— The task —
Every line in the listing below that holds the word "home" should be returned.

BEGIN Records for processing

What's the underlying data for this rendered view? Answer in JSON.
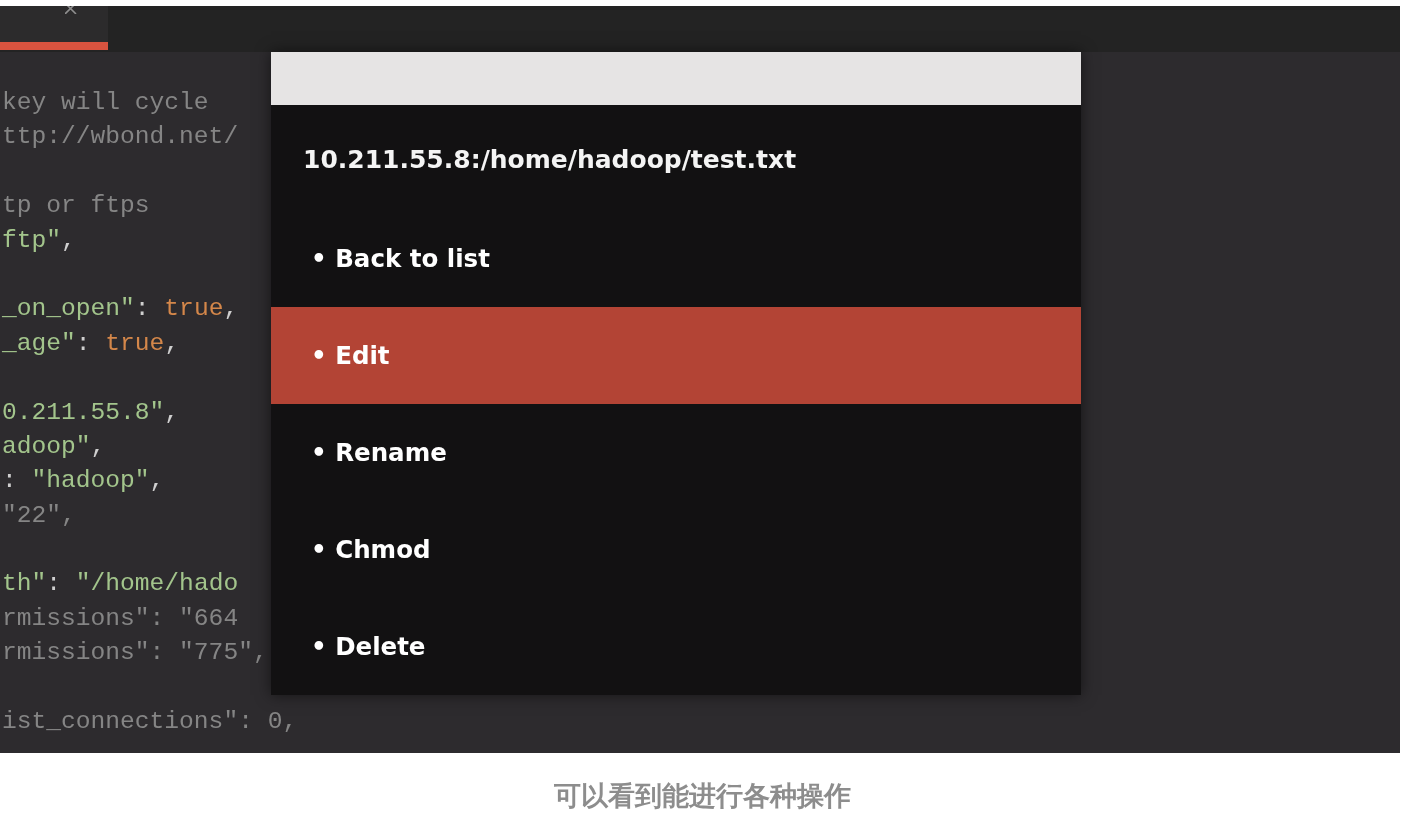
{
  "editor": {
    "tabs": [
      {
        "selected": true
      }
    ],
    "code_blocks": [
      {
        "lines": [
          {
            "tokens": [
              {
                "kind": "comment",
                "text": "key will cycle"
              }
            ]
          },
          {
            "tokens": [
              {
                "kind": "comment",
                "text": "ttp://wbond.net/"
              }
            ]
          }
        ]
      },
      {
        "lines": [
          {
            "tokens": [
              {
                "kind": "comment",
                "text": "tp or ftps"
              }
            ]
          },
          {
            "tokens": [
              {
                "kind": "string",
                "text": "ftp\""
              },
              {
                "kind": "punct",
                "text": ","
              }
            ]
          }
        ]
      },
      {
        "lines": [
          {
            "tokens": [
              {
                "kind": "string",
                "text": "_on_open\""
              },
              {
                "kind": "punct",
                "text": ": "
              },
              {
                "kind": "keyword",
                "text": "true"
              },
              {
                "kind": "punct",
                "text": ","
              }
            ]
          },
          {
            "tokens": [
              {
                "kind": "string",
                "text": "_age\""
              },
              {
                "kind": "punct",
                "text": ": "
              },
              {
                "kind": "keyword",
                "text": "true"
              },
              {
                "kind": "punct",
                "text": ","
              }
            ]
          }
        ]
      },
      {
        "lines": [
          {
            "tokens": [
              {
                "kind": "string",
                "text": "0.211.55.8\""
              },
              {
                "kind": "punct",
                "text": ","
              }
            ]
          },
          {
            "tokens": [
              {
                "kind": "string",
                "text": "adoop\""
              },
              {
                "kind": "punct",
                "text": ","
              }
            ]
          },
          {
            "tokens": [
              {
                "kind": "punct",
                "text": ": "
              },
              {
                "kind": "string",
                "text": "\"hadoop\""
              },
              {
                "kind": "punct",
                "text": ","
              }
            ]
          },
          {
            "tokens": [
              {
                "kind": "comment",
                "text": "\"22\","
              }
            ]
          }
        ]
      },
      {
        "lines": [
          {
            "tokens": [
              {
                "kind": "string",
                "text": "th\""
              },
              {
                "kind": "punct",
                "text": ": "
              },
              {
                "kind": "string",
                "text": "\"/home/hado"
              }
            ]
          },
          {
            "tokens": [
              {
                "kind": "comment",
                "text": "rmissions\": \"664"
              }
            ]
          },
          {
            "tokens": [
              {
                "kind": "comment",
                "text": "rmissions\": \"775\","
              }
            ]
          }
        ]
      },
      {
        "lines": [
          {
            "tokens": [
              {
                "kind": "comment",
                "text": "ist_connections\": 0,"
              }
            ]
          }
        ]
      }
    ]
  },
  "quick_panel": {
    "title": "10.211.55.8:/home/hadoop/test.txt",
    "items": [
      {
        "label": "• Back to list",
        "selected": false
      },
      {
        "label": "• Edit",
        "selected": true
      },
      {
        "label": "• Rename",
        "selected": false
      },
      {
        "label": "• Chmod",
        "selected": false
      },
      {
        "label": "• Delete",
        "selected": false
      }
    ]
  },
  "caption": "可以看到能进行各种操作"
}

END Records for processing

— Final answer —
                "text": "\"/home/hado"
    "title": "10.211.55.8:/home/hadoop/test.txt",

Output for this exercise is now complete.